What is a communication made in the course of business?
This requires a commercial interest behind the communicator, i.e. the person, firm or company, making the communication. A “commercial interest” refers to a financial or profit-related motivation behind the communication as opposed to simply giving financial advice to friends or family. Even employers communicating share schemes, for example, to their employees will be considered as a communication made “in the course of business.”
What does “fair, clear and not misleading customers” mean?
- You must ensure that products and services designed for the retail market meet the needs of specific consumer groups and are appropriately targeted to those groups.
- You are required to provide clear information to consumers and keep them adequately informed before, during, and after the point of sale.
- Consumers should receive products that perform as they have been led to expect, ,i.e. they should not be “misleading”.
- Consumers should understand clearly the implications of the products and services offered in the promotion. This should always made clear in any communications with consumers.
What are the exceptions to having the financial promotions approved by an authorised person?
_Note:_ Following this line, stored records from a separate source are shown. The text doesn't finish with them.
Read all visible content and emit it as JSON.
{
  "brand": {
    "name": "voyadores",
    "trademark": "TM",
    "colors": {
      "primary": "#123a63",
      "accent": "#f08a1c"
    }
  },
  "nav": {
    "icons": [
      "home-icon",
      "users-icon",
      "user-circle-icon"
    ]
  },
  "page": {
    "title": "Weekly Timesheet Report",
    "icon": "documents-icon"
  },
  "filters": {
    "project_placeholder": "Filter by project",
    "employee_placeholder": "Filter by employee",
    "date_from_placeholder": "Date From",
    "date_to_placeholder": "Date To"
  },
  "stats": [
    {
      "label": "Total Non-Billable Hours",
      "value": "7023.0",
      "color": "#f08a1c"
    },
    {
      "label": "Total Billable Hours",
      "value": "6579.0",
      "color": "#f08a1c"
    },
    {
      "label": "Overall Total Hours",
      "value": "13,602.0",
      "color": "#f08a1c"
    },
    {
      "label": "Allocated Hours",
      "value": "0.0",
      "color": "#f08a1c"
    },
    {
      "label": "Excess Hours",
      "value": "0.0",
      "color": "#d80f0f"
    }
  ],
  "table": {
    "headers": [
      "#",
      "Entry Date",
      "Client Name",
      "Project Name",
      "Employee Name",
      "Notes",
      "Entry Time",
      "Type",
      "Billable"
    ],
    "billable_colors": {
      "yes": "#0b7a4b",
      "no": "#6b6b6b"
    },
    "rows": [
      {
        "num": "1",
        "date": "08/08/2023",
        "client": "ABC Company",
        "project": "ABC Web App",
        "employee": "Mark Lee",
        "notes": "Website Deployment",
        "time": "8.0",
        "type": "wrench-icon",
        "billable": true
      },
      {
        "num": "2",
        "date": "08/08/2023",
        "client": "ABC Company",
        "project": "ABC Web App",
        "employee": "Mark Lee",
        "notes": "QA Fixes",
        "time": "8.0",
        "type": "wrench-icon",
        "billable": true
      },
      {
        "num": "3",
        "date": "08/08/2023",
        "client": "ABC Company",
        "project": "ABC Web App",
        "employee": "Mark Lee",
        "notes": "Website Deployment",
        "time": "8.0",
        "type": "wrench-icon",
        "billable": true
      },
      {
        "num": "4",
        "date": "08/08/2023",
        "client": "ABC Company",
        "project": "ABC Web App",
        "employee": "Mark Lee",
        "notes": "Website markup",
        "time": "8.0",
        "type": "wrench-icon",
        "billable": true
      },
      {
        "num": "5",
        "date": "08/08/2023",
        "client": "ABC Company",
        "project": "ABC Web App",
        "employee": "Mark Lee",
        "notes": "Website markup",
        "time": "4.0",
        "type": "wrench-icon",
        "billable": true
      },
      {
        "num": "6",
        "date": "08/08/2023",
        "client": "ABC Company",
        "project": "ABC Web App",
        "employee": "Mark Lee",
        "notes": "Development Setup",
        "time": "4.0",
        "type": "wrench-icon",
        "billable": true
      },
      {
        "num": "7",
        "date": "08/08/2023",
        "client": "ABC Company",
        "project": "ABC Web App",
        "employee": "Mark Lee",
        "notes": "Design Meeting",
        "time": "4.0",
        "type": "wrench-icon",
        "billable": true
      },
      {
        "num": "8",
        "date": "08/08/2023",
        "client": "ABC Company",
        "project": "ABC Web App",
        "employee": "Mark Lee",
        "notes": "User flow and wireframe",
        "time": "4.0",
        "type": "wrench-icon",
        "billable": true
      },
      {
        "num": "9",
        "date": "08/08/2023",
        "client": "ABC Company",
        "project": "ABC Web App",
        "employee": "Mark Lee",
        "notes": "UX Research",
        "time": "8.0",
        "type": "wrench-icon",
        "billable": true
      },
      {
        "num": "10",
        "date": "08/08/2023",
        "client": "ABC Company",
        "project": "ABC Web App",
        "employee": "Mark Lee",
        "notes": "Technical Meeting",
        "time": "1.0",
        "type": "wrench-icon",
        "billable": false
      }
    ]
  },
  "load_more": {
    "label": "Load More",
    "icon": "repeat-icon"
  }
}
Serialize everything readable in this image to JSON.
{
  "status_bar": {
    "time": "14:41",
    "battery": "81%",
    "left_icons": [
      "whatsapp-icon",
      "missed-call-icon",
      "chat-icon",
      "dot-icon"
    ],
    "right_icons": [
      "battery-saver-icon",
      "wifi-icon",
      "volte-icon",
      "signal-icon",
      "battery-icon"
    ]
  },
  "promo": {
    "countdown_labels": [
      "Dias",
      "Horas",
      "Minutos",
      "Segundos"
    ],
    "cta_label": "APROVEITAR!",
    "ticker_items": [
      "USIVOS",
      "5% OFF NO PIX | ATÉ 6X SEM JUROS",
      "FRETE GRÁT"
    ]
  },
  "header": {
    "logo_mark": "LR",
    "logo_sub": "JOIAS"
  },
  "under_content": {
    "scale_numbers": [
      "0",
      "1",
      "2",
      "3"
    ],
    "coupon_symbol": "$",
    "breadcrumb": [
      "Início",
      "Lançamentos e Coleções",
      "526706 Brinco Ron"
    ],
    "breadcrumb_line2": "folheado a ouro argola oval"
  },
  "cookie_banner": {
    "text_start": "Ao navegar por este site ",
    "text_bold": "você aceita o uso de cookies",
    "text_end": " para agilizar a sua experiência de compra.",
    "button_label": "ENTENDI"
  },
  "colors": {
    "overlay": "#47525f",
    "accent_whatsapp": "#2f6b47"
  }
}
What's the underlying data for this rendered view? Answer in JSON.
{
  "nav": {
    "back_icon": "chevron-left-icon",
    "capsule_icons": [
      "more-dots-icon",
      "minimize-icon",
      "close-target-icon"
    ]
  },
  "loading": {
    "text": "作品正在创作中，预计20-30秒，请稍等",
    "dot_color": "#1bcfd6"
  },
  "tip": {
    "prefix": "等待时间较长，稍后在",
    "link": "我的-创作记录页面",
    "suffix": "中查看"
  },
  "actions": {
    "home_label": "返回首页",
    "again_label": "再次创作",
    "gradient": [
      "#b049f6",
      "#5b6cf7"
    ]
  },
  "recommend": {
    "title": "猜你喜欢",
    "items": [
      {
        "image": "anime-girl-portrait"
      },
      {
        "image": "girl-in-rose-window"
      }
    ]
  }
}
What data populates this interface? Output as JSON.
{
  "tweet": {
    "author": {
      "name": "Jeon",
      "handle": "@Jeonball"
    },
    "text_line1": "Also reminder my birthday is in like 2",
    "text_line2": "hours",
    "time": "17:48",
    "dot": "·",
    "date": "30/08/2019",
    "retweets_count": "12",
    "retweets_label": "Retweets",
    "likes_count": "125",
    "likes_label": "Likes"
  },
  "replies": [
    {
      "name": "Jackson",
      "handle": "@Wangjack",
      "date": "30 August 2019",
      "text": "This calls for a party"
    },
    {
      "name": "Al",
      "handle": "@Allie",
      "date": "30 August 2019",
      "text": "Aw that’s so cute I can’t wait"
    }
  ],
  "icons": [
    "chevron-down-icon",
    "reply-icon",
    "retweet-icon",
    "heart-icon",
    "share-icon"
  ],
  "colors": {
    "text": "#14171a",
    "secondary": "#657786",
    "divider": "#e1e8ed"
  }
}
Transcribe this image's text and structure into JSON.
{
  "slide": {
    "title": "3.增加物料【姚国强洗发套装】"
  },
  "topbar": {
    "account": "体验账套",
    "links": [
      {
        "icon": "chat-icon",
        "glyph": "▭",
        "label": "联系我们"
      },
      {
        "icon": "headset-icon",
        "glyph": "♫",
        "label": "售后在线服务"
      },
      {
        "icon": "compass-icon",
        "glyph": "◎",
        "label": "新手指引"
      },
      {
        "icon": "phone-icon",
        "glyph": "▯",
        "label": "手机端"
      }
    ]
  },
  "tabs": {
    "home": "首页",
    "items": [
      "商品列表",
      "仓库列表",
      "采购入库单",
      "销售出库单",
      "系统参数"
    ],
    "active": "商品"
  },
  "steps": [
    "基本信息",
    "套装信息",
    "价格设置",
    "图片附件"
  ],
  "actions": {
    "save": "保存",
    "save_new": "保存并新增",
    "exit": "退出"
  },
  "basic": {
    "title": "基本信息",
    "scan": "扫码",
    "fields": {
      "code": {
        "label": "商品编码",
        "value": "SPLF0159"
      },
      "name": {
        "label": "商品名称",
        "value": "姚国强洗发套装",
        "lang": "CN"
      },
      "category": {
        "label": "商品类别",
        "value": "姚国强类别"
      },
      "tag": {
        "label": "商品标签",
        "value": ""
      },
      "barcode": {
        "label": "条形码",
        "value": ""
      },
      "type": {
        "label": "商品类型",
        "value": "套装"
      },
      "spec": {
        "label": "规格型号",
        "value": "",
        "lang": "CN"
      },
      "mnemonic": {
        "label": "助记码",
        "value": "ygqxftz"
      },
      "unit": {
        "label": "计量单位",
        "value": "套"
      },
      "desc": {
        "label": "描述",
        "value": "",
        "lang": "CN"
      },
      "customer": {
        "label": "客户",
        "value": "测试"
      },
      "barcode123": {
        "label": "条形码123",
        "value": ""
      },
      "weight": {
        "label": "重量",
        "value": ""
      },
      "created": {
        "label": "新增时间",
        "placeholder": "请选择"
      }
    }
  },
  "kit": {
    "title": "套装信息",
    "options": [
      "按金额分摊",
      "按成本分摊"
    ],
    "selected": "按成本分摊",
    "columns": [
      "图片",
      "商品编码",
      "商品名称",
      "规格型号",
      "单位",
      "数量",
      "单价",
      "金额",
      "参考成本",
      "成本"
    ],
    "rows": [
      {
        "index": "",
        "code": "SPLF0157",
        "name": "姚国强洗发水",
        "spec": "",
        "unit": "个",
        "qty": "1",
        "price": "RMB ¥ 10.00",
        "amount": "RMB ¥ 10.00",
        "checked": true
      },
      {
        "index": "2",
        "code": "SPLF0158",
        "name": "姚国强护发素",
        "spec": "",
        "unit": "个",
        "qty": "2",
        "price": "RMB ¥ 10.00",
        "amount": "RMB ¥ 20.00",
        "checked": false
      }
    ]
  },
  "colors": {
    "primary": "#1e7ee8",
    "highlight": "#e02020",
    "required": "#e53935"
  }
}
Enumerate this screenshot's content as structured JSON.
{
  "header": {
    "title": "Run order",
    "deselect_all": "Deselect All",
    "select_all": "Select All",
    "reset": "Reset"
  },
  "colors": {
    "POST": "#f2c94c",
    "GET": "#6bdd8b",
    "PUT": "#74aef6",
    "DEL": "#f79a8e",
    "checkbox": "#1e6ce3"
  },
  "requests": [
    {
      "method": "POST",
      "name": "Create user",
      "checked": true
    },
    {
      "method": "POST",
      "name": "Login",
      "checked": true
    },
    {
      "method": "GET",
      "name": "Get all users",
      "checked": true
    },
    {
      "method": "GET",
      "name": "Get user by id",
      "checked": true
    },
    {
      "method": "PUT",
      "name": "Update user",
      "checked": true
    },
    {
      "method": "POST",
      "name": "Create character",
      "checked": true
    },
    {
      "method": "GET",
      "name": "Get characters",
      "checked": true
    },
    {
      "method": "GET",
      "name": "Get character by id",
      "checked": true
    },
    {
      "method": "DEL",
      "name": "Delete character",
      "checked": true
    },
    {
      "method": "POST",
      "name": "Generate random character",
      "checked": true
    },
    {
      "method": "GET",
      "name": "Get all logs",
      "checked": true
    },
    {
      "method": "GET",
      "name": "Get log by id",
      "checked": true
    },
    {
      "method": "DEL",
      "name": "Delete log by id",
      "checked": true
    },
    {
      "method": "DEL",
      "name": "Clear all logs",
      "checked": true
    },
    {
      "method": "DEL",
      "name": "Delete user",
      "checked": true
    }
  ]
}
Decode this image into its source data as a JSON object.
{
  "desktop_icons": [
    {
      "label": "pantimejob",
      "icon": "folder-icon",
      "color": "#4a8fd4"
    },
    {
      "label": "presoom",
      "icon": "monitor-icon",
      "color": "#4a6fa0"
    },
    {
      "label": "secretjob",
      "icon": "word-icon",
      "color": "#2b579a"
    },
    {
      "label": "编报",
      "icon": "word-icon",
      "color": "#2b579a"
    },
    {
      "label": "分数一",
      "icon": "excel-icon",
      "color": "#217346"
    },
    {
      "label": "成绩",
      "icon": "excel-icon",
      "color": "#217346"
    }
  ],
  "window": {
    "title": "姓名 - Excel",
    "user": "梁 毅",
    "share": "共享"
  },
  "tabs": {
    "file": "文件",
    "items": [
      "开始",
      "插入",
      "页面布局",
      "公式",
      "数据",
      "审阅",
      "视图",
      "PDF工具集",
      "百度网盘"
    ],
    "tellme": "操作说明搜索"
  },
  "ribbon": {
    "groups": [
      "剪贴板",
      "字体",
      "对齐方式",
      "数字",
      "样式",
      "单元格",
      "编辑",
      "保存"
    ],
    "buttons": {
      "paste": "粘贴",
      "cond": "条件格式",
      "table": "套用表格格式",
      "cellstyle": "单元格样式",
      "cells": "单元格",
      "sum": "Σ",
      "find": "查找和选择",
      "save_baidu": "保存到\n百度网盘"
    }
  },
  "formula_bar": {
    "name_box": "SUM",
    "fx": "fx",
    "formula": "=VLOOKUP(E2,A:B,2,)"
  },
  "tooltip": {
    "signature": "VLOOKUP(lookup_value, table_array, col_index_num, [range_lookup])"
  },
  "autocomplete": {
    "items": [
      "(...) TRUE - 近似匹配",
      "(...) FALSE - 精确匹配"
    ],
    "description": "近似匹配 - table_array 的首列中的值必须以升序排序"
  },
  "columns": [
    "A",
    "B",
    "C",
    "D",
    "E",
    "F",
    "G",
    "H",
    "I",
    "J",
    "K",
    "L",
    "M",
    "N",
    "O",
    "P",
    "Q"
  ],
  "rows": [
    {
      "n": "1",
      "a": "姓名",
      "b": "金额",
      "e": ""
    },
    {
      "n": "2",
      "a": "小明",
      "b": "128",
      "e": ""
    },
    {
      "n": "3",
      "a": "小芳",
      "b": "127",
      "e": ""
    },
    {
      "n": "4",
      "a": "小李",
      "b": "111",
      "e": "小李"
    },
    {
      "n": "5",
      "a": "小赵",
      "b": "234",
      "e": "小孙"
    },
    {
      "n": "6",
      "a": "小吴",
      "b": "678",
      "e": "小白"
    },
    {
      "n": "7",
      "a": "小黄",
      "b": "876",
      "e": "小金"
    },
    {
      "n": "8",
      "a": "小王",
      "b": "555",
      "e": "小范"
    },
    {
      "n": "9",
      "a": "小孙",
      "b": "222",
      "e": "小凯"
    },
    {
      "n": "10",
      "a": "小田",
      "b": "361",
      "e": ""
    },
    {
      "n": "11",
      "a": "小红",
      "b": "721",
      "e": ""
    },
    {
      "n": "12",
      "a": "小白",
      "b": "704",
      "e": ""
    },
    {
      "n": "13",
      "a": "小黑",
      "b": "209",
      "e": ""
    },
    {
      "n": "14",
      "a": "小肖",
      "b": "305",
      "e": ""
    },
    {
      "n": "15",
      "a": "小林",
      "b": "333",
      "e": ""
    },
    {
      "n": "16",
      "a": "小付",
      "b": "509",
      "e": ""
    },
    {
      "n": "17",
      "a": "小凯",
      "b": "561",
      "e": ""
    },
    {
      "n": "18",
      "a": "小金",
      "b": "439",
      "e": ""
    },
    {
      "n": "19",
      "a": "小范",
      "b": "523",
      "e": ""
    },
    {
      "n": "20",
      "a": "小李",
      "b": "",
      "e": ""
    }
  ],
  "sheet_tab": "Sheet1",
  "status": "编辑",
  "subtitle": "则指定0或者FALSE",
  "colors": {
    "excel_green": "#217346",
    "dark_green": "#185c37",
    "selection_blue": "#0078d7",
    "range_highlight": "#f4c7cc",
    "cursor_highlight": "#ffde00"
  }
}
This is the new regulatory gateway introduced by the changes under FSMA 2023 Regulations. There is no longer a general allowance for unauthorised persons to communicate financial promotions that have been approved by authorised persons, i.e. FCA-regulated entities. All authorised persons are subject to a requirement that prevents them from granting approvals of a financial promotion unless they are granted permission by the FCA to do so – the new “Regulatory Gateway”. However, there are exceptions to this general rule. An authorised person is exempt from this requirement to obtain permission from the FCA if:
- the authorised person that approves the communication also prepared the content of the communication;
- the unauthorised person prepared the content of the communication, and is in the same company group with the authorised person that approves the communication; and
- the content of the communication is prepared by an appointed representative, that is the unauthorised person, in relation to any regulated activity that their principal, that is the authorised person, has accepted responsibility for.
See our recent blog on these changes brought by FSMA 2023.
What is the territorial scope of the UK financial promotions regime
The regulations governing financial promotions apply to communications made in or from the UK. Any promotion with a UK connection or link, regardless of whether it is incoming or outgoing, falls under the FCA’s purview. Ultimately, a financial promotion originating outside of the UK will fall within the restriction if it is capable of having an effect in the UK, such as affecting recipients located in the UK.
What are the general exemptions under the financial promotions regime?
There are an extensive range of exemptions which fall under the financial promotions regime for unauthorised persons. These range from exemptions relating to “Controlled Activities” such as communications to investment professionals or sophisticated investors who have the requisite awareness of the activity in questions and risks involved. Other exemptions also include introductions or referrals, generic promotions that may be communicated by companies and the promotion of securities by credit institutions or exempt professional firms. There are now also limited financial promotion exemptions relating to “qualifying” cryptoassets. Please contact Founders Law if you would like more information on whether your financial promotion falls under a recognised exemption.
What enforcement action can the FCA take?
The FCA can take various enforcement actions, including issuing injunctions, conducting enforcement investigations, ordering the parties involved to take specific actions to rectify any contravention of the regulations, restraining the unauthorised person from disposing of their assets and ordering restitution.
Please note: this article is not intended as legal guidance. Please get in touch with one of our lawyers if in doubt.